Within this perspective we can understand Jesus’ words: “If you forgive the faults of others, your heavenly Father will forgive you yours. If you do not forgive others, neither will your Father forgive you. “If we misinterpret these words, we can conclude erroneously that God withholds forgiveness from us when we withhold it from others. In reality, when we do not forgive others, we lose the capacity to receive the forgiveness that God offers us.

Jesus condemns not the elder son, but his self-righteousness. Self-righteousness can cloak itself in many forms, even the guise of humility. Even the prodigal son himself has a peculiar self-righteousness that declares, “I may have my faults and failings; I may have even done wicked things in my life, but at least I’m not self-righteous like my brother. ” Such a disclaimer not only proclaims one’s moral superiority but also can even contain a sort of boast. It’s the pride of the initiated sophisticate who smiles down with condescension upon his inexperienced brother. “What does my brother know of life? He’s never been off my father’s farm. He’s never been in the big city. My God, he’s never even disobeyed one of my father’s orders.” Tolkien labels such an attitude “inverted hypocrisy.” He held that while we are somewhat free from the common form of hypocrisy that professes a holier than thou attitude, we are subject to an inverted form of hypocrisy that consists of “professing to be worse than we are” (337).

The two brothers in today’s gospel may resemble each other more than either of them would care to admit.
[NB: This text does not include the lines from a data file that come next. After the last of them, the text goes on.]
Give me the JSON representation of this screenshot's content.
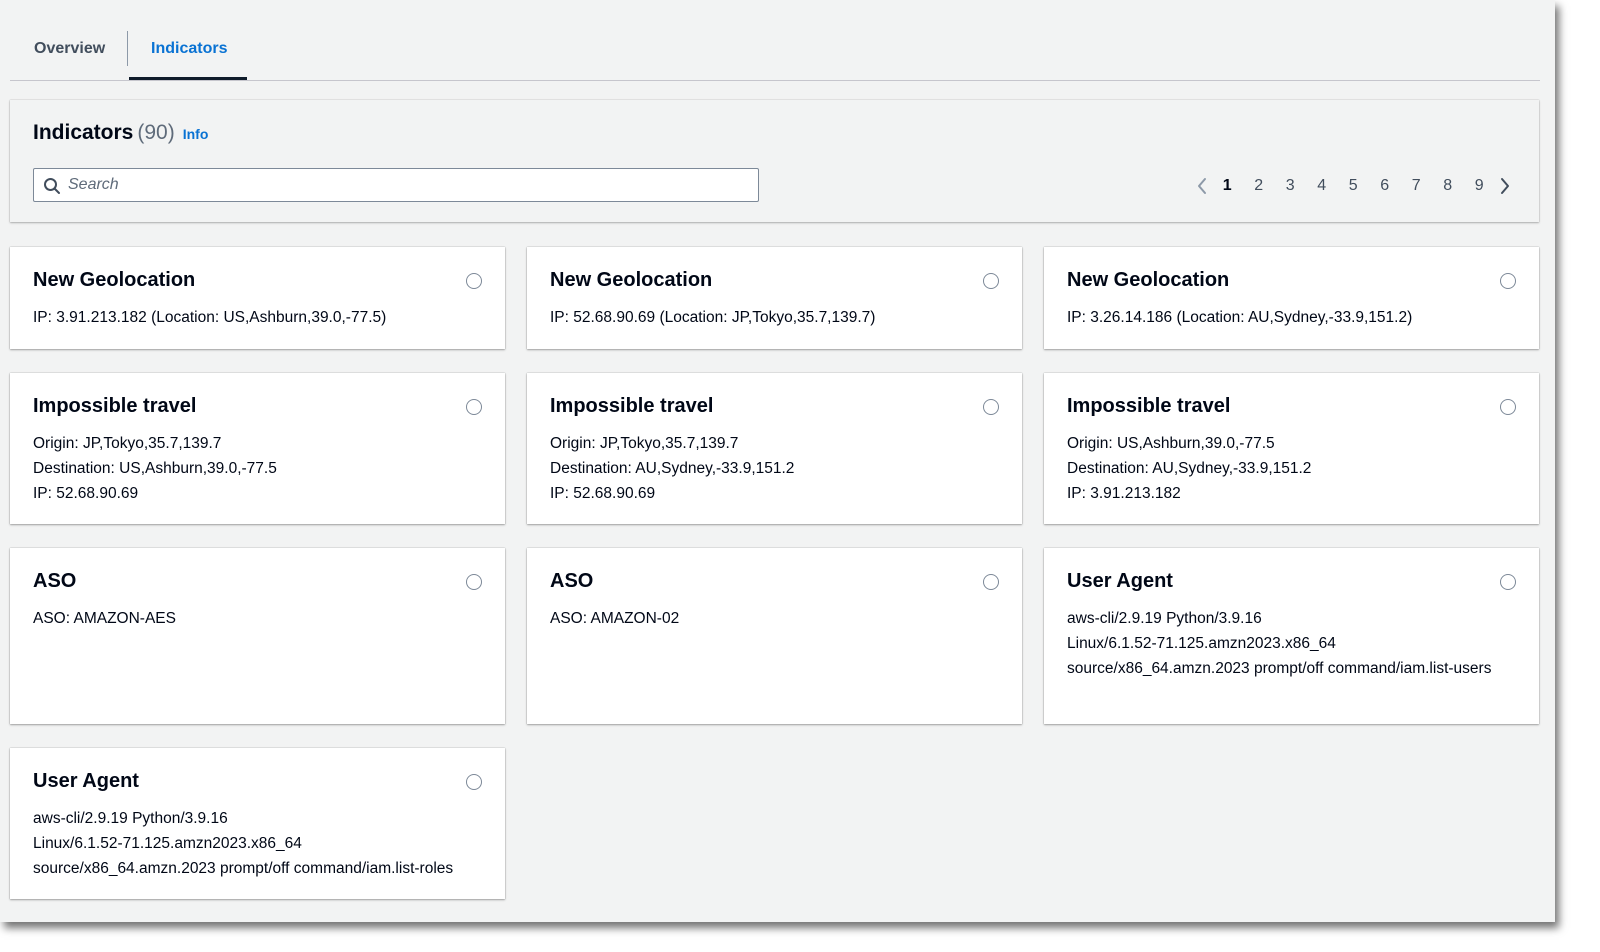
{
  "tabs": [
    {
      "label": "Overview",
      "active": false
    },
    {
      "label": "Indicators",
      "active": true
    }
  ],
  "header": {
    "title": "Indicators",
    "count": "(90)",
    "info_link": "Info"
  },
  "search": {
    "placeholder": "Search",
    "value": ""
  },
  "pagination": {
    "pages": [
      "1",
      "2",
      "3",
      "4",
      "5",
      "6",
      "7",
      "8",
      "9"
    ],
    "current": "1"
  },
  "colors": {
    "accent": "#0972d3",
    "background": "#f2f3f3",
    "card": "#ffffff",
    "text": "#000716"
  },
  "icons": {
    "search": "search-icon",
    "prev": "chevron-left-icon",
    "next": "chevron-right-icon"
  },
  "cards": [
    {
      "title": "New Geolocation",
      "lines": [
        "IP: 3.91.213.182 (Location: US,Ashburn,39.0,-77.5)"
      ]
    },
    {
      "title": "New Geolocation",
      "lines": [
        "IP: 52.68.90.69 (Location: JP,Tokyo,35.7,139.7)"
      ]
    },
    {
      "title": "New Geolocation",
      "lines": [
        "IP: 3.26.14.186 (Location: AU,Sydney,-33.9,151.2)"
      ]
    },
    {
      "title": "Impossible travel",
      "lines": [
        "Origin: JP,Tokyo,35.7,139.7",
        "Destination: US,Ashburn,39.0,-77.5",
        "IP: 52.68.90.69"
      ]
    },
    {
      "title": "Impossible travel",
      "lines": [
        "Origin: JP,Tokyo,35.7,139.7",
        "Destination: AU,Sydney,-33.9,151.2",
        "IP: 52.68.90.69"
      ]
    },
    {
      "title": "Impossible travel",
      "lines": [
        "Origin: US,Ashburn,39.0,-77.5",
        "Destination: AU,Sydney,-33.9,151.2",
        "IP: 3.91.213.182"
      ]
    },
    {
      "title": "ASO",
      "lines": [
        "ASO: AMAZON-AES"
      ]
    },
    {
      "title": "ASO",
      "lines": [
        "ASO: AMAZON-02"
      ]
    },
    {
      "title": "User Agent",
      "lines": [
        "aws-cli/2.9.19 Python/3.9.16",
        "Linux/6.1.52-71.125.amzn2023.x86_64",
        "source/x86_64.amzn.2023 prompt/off command/iam.list-users"
      ]
    },
    {
      "title": "User Agent",
      "lines": [
        "aws-cli/2.9.19 Python/3.9.16",
        "Linux/6.1.52-71.125.amzn2023.x86_64",
        "source/x86_64.amzn.2023 prompt/off command/iam.list-roles"
      ]
    }
  ]
}
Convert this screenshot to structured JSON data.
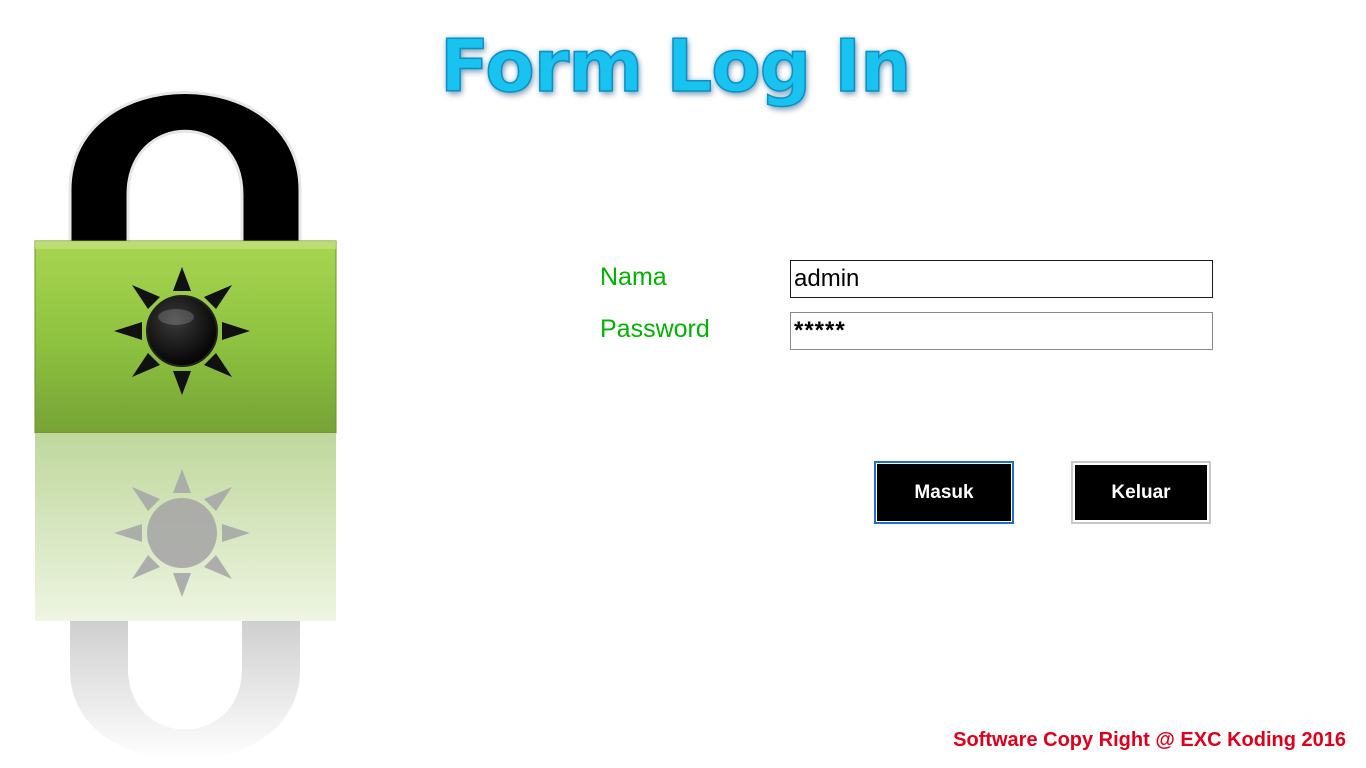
{
  "title": "Form Log In",
  "form": {
    "nama_label": "Nama",
    "nama_value": "admin",
    "password_label": "Password",
    "password_value": "*****"
  },
  "buttons": {
    "masuk": "Masuk",
    "keluar": "Keluar"
  },
  "footer": "Software Copy Right @ EXC Koding 2016",
  "colors": {
    "title": "#18c3f0",
    "label": "#00b400",
    "footer": "#e0001b",
    "lock_body": "#8fc440",
    "button_bg": "#000000"
  },
  "icons": [
    "padlock-icon",
    "sun-icon"
  ]
}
Rigid, overly moralistic, self-righteous people are vulnerable to abandoning themselves to a self-indulgent, hedonistic lifestyle. Conversely, hedonistic individuals are often blind to the self-righteousness that they project upon others.

 

~ A Meditation by Marc Foley, O.C.D.

 

 

 

Fear: Our Worst Enemy

 

woman reflection
Art source unknown

 

Hosea 14: 2-10


The prophet Hosea calls the Israelites to return to God and forsake the idols of their own making.


 

“We shall say no more, ‘Our God,’ to the work of our hands.” People don’t worship work. Rather, they offer their life’s blood for what work affords, be it power, prestige, or possessions. The pagan cults that worship power, prestige or possessions are rooted in fear. Power provides a reassurance against helplessness; prestige offers protection against humiliation, and possessions assuage the fear of destitution. But each god betrays its worshipers. For the more we dedicate our lives to protecting ourselves against insecurity, the more insecure we feel.

The story of the king who had a nightmare reveals a deep truth about insecurity. He called in his wizard to interpret his dream. The wizard told the king that the dream predicted he would be murdered on his next birthday and all of his possessions stolen. Out of fear, the king stockpiled his riches in his throne room and ordered guards to surround it. The closer his birthday drew, the more afraid he became. He moved his riches to a smaller room with fewer entranceways and placed his most trusted guards around it. On the eve of his birthday, he ordered that all of his riches be piled in a vault. The king sat inside the vault and ordered its only entrance sealed up with bricks, to be torn down a minute after midnight, the day after his birthday. When they tore the wall down, his men found the king dead. He had suffocated. His dream came true. He was murdered, and his possessions were taken from him. The culprit was his own fear.

Our deep insecurities are insatiable. We will never feel completely secure. The more we placate our fears the stronger they become. We cannot defeat them, nor should we try. The king did not have the power to stop feeling afraid; his dream was too frightening. But he did have the ability to not give into his fear. The same is true with us.

 

~ A Meditation by Marc Foley, O.C.D.

 

 

“I sought the Lord, and he answered me; he delivered me from all my fears.”
Psalm 34:4